As much as I love baking with KamutTM, my normal supplier has been out of it for some months now. But what they have had in stock is dark rye flour. So for the past few months I’ve been experimenting with it and trying to find a good ratio. Like KamutTM, rye flour doesn’t form gluten. They’re both high in protein, but their proteins are more gelatinous in the presence of water as opposed to forming chains. Needless to say, they don’t add to the structure of the dough.
While you certainly could do a 100% rye or KamutTM loaf, you’d have to keep the hydration pretty low or bake your bread in a pan. As for myself, while I’ve made bread using 100% rye or KamutTM, I have to admit I’m not a fan. But I love what they contribute to the bread when used in a flour blend.
For this recipe, the final blend is a 75% bread flour / 25% rye flour blend. 15% of the flour comes from the rye-based starter. The other 10% blended with the bread flour for the final dough.
Here’s the recipe:
|Rye Flour from Preferment||15.00%|
2 X 1000g loaves
|Optimal Dough Temp||78°-82°F / 25° -27°C|
Prepare the Levain. Make a levain that will yield about 350g or a bit more from a mature starter and equal parts of rye flour and water. The mother culture I use for this is 100% rye flour, but if yours isn’t, don’t sweat it. Once the levain passes the float test, it’s ready.

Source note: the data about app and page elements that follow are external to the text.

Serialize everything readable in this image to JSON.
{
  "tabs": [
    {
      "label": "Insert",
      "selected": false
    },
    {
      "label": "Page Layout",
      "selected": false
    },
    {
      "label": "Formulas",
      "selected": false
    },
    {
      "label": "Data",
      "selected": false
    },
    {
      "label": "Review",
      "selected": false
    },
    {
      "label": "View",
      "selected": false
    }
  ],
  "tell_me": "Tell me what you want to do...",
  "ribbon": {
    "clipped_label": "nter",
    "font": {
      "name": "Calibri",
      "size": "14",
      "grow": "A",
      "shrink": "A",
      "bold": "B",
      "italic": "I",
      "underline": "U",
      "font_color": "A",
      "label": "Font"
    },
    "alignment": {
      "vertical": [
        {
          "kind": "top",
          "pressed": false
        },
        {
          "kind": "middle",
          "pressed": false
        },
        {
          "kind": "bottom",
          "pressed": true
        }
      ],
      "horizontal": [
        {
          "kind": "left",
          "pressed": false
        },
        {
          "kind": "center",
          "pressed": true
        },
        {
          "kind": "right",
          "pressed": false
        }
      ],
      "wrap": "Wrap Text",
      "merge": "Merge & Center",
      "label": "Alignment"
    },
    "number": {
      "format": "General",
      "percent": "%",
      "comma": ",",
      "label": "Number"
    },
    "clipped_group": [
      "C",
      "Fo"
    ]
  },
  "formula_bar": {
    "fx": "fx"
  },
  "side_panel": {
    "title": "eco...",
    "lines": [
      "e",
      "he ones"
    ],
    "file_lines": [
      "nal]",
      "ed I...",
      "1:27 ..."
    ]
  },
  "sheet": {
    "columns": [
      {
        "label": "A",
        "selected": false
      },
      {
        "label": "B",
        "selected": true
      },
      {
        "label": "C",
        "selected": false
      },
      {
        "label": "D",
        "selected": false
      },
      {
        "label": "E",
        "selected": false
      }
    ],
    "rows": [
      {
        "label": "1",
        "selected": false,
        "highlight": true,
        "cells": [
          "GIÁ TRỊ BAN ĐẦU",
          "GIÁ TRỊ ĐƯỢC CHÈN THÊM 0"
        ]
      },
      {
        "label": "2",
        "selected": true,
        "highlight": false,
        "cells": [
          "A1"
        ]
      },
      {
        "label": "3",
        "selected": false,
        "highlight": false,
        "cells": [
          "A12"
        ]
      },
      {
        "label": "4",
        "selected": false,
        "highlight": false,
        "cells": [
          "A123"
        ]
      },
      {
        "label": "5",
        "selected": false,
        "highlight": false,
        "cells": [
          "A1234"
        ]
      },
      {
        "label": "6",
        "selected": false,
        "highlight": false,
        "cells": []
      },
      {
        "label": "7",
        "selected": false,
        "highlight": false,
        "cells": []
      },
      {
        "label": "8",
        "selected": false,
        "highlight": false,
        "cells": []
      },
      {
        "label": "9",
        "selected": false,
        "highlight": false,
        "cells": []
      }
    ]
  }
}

Initial Mix. In a separate bowl, mix the levain with all the water and make sure to break up the levain. The water should be very warm to increase the yeast activity. Blend the bread and rye flour together well, then add the liquid to it. You can mix by hand, but I use a mixer on the lowest setting. Mix until you achieve a shaggy mass and there are no dry ingredients. You don’t want much gluten development at this point. Cover and let the dough rest in a warm place for 30 minutes to ensure the flour is well-hydrated.
Final Mix. Sprinkle the salt over the top of the dough, then fold it into the dough. I do this with a wet hand, scrunching the dough together, then folding it. I do this until I can’t feel salt granules. This also serves as a bit of a stretch and fold session.
Bulk Fermentation. I’m not going to give a time for this as it varies wildly. But the telltale you’ll look for is 75-100% volume expansion – almost double. With the amount and type of starter I use (it’s from an ancient Italian culture that I got from Sourdoughs International), my bulk fermentation is about 2 1/4 hours! It’s fast. Make sure your dough temp is within the optimal range I listed above!
Folding. Fold once after the first hour of bulk fermentation. I realize this seems counterintuitive, especially if you’ve followed the dogma of 6 folds over a 3-hour period. But we’re baking with rye flour and even though it represents only 25% of the total flour, it’s still delicate. So don’t want to keep punching it down. When you fold, make sure you’re getting a really good stretch from the dough and fold it until the mass no longer wants to be folded and the whole mass comes up when you stretch. When you’re done, turn the mass onto the folds and LET IT SIT!
Divide and Shape. Gently transfer the dough to an unfloured work surface. Divide it into two equal piece weighing a kilo each. Shape into rounds and bench rest for 15-20 minutes, or until the dough has relaxed. Finally, shape them into rounds or ovals, then place them in bannetons.
Final Fermentation. Pop your bannetons into your fridge and let the dough ferment for 12 – 18 hours. I went up to 24 hours with my previous batch as an experiment, and though flavorful, there wasn’t much energy left in the yeast for oven spring.
Bake. Bake at 460°F/240°C for 15 minutes with steam. After this, remove your steaming container, then turn your oven down to 425°F/220°C and bake for 25 minutes. You can go longer if you want a darker crust.
Do you know a recipe for a plantain dough? I keep looking but none of the ones I find are any good. Is it even possible?